A small but extremely dangerous mantis shrimp has inspired scientists to create a new underwater weapon. The resistance of the environment there is very high, but evolution has endowed these crayfish with the ability to launch cavitation bubbles at the target. When they are destroyed, a shock wave, sound and plasma are generated, capable of killing living creatures and crushing stones. Now this mechanism has been recreated in the laboratory.
Scientists copied the cancer claw device and adapted it for printing on a 3D printer. The principle of shooting is based on the fact that the upper part of the claw is very quickly pressed against the lower one, while a special protrusion enters the groove, squeezing water out of it with tremendous force. It remains only to modify the relief of the groove and protrusion so that a thin stream of water flies out in the desired direction, like from the barrel of a cannon.
The pressure of the water jet in such a shot is so great that it forms cavitation bubbles. They fly only 4 cm, but manage to accelerate to almost 70 km / h and create a noise of 218 dB while driving. After hitting a target, the bubbles collapse, generating a pressure of up to 80 kPa, while a plasma with a temperature of 4700 ° C is created at the epicenter. For comparison, it is only slightly hotter on the surface of the Sun.

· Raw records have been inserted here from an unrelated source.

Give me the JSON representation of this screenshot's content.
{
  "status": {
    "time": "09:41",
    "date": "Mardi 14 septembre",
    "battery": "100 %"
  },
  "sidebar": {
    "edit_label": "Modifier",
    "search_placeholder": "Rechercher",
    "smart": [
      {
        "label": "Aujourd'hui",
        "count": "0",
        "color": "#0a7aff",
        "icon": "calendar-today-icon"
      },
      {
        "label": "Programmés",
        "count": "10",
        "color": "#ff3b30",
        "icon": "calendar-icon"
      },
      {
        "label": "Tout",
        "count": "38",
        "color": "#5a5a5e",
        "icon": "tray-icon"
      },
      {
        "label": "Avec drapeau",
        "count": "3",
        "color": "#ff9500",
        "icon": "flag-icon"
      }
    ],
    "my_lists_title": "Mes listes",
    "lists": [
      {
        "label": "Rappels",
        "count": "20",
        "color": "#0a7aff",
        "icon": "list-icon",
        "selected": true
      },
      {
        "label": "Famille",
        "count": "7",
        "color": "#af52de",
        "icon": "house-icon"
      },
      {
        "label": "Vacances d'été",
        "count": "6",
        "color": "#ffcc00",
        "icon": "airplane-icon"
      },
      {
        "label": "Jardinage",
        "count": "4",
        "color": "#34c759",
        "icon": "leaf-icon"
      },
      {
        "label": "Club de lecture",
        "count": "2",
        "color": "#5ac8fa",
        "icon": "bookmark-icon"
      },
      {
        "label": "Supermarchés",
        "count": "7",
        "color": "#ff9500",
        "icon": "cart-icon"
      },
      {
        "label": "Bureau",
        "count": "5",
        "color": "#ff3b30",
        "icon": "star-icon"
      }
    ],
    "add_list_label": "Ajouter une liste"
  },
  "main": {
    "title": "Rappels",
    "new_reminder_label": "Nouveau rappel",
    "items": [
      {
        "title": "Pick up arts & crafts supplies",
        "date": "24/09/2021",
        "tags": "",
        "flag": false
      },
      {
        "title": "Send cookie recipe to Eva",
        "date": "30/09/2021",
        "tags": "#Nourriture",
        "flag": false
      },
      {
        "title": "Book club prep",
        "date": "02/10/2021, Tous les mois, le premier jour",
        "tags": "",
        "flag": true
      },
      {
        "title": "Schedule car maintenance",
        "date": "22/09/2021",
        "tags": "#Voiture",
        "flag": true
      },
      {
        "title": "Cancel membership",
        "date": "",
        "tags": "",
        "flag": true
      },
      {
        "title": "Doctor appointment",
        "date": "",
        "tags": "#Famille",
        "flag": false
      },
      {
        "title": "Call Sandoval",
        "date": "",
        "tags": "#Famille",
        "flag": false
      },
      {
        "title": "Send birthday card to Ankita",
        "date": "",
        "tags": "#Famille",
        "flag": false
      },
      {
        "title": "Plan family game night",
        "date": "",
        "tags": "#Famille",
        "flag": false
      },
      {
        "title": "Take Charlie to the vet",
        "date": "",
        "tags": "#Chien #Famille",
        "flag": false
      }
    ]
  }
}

And scientists hope to turn this destructive force into a weapon, or even better, into an instrument. With a relatively low energy consumption for the operation of the claw, an effect can be achieved that is greater than when firing with a laser or using explosives. And most interesting of all, the technology is almost perfect for destroying objects under water - for construction purposes or to remove some kind of obstacle.